All the papers lead with NATO's summit and Kosovo and front the latest news on the Columbine shooting. A journal kept by one of the shooters recorded the developing plan of attack, listing school maps, communication signals, hiding places, and more. The two decided to begin their assault during lunch in the cafeteria "to maximize the number of victims," in the Washington Post's words. The diary revealed that the two chose April 20 to attack because it's Hitler's birthday. They seem to have been fascinated with Hitler even though, as the New York Times notes, shooter Dyan Klebold's mother is Jewish. Both Times note that the diary was started in April 1998. The Los Angeles Times is the only paper that reports on which house the diary was in, Eric Harris'.
All the stories report local sheriff John Stone's statement that the shooters' "parents should have known," because police found a shotgun barrel and bomb-making materials in one of the boys' rooms. (The LAT coverage most clearly states that the bomb materials were only found in one house.) Investigators think the two must have had accomplices because of the size of their arsenal, and also, as the NYT tells with a quote from Stone, some of the weapons used were ones "that a juvenile can't buy."
The WP and LAT note police received an e-mail two days after the shooting threatening more violence. The Post story has the police taking the e-mail seriously and quotes Stone: "Precautions have been taken." (Those precautions are not delineated.) The LAT writes "later [on Saturday], police said it appeared the e-mail was a hoax."
A number of pieces reflect on the shooting. In the Post's "Outlook" section, WP business editor Fred Barbash points out that after the Dunblane slaughter, the Labor-led Scottish government banned all handguns. In Scotland, the issue was a "national conversation," he writes; in the States, national conversations--especially ones about gun control--don't really happen. An NYT editorial says, "The fact that there is no perfect solution cannot be used as a cover for doing nothing," and suggests improved school security, early help for troubled youngsters, and better gun control. It declares that allowing a prompt vote on long-buried gun-control measures is "the least that Congress can do in this moment of national grief."

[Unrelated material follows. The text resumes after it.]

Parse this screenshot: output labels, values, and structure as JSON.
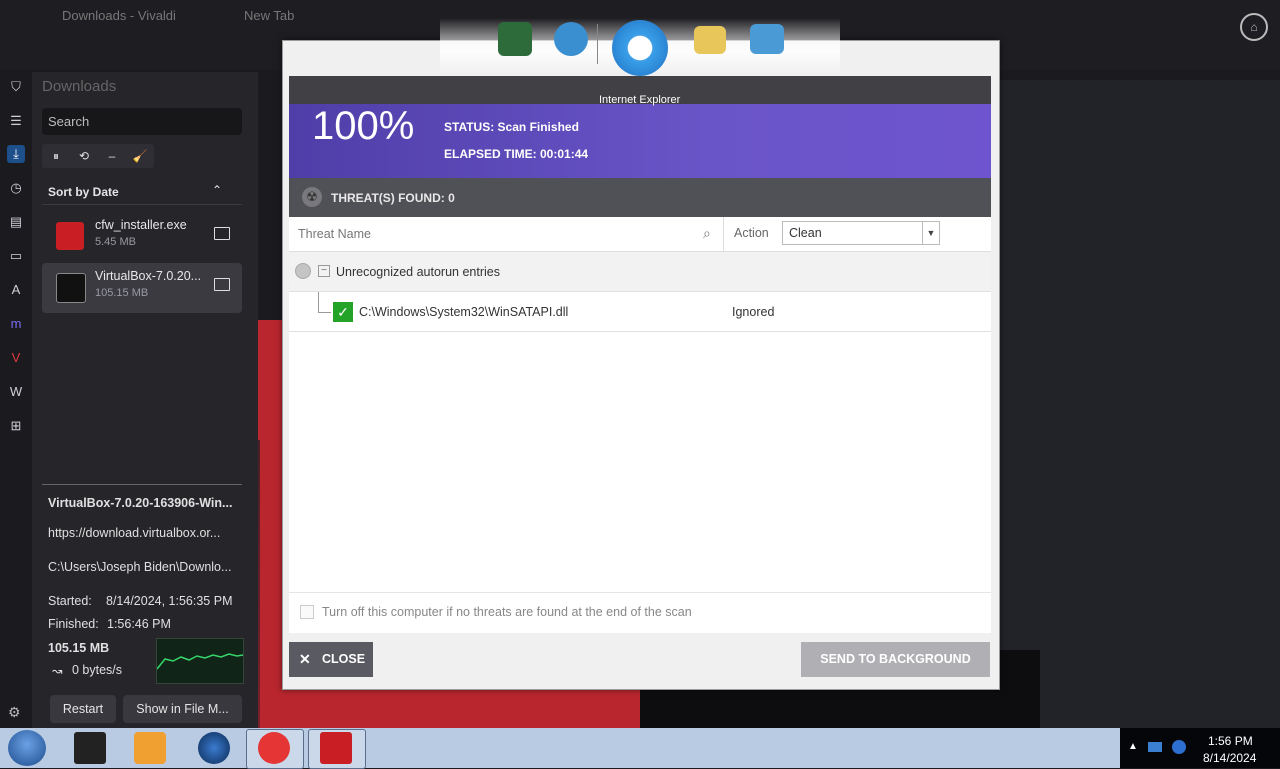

Everybody mentions NATO's Friday decision to effect a Yugoslav oil embargo. The WP story says NATO "leaders found themselves at odds over how to enforce" it. The NYT says "details of that blockade must still be worked out by NATO's military commander, Gen. Wesley K. Clark." The LAT emphasizes French President Chirac's concerns about the legality of using force to impose the embargo. The WP: "Hungary, as the only NATO country bordering Yugoslavia, ... will seek approval from parliament to stop [oil] deliveries" on their way to Yugoslavia. Both Times mention Russia's denunciation of the embargo. The Post and LAT point out that NATO has emphasized it wants to work with Russia to bring about peace.
In its lead, the WP reports on NATO's Saturday announcement that its military has new authority to strike "politically important targets" like Yugoslav public utility systems, broadcasting stations, and Milosevic's personal property. Haven't they already struck such targets? Yes, but now they can do it without specific authorization from NATO representatives for each strike. There's also a new long-range NATO initiative to take on military missions to prevent human rights abuses "beyond [NATO's] borders," according to the Post, or "anywhere in Europe," according to the LAT. The East Coast papers report NATO will also cooperate to protect its countries from threats like "global terrorism and the proliferation of weapons of mass destruction."
The Post off-lead's headline asks "Can [NATO] Alliance Muster Will to Win?" It continues, "When a war pits the rump state of Yugoslavia against a coalition with 37 times its standing army and 696 times its national wealth, will is unavoidably the central issue." It notes NATO's been bolder than experts expected. (Luxembourg Prime Minister Jean-Claude Juncker's explanation of NATO's resolve is that it's attempting to avoid the kind of inaction that characterized its response in Bosnia.) Regardless, NATO's members have disagreed about how to handle Kosovo and haven't achieved their goals--hence the question of will. An anonymous NATO defense minister: "What worries me is that we may find ourselves in a situation similar to Vietnam, in which political limitations on military action were quite destructive to the efficiency of the military action."
A NYT book review, entitled "Did He Inhale?," of a new biography about presidential hopeful Al Gore says author Bob Zelnick reports Al and wife Tipper used marijuana recreationally for a decade. (Remember when voters' big concern about Clinton was if he'd inhaled?)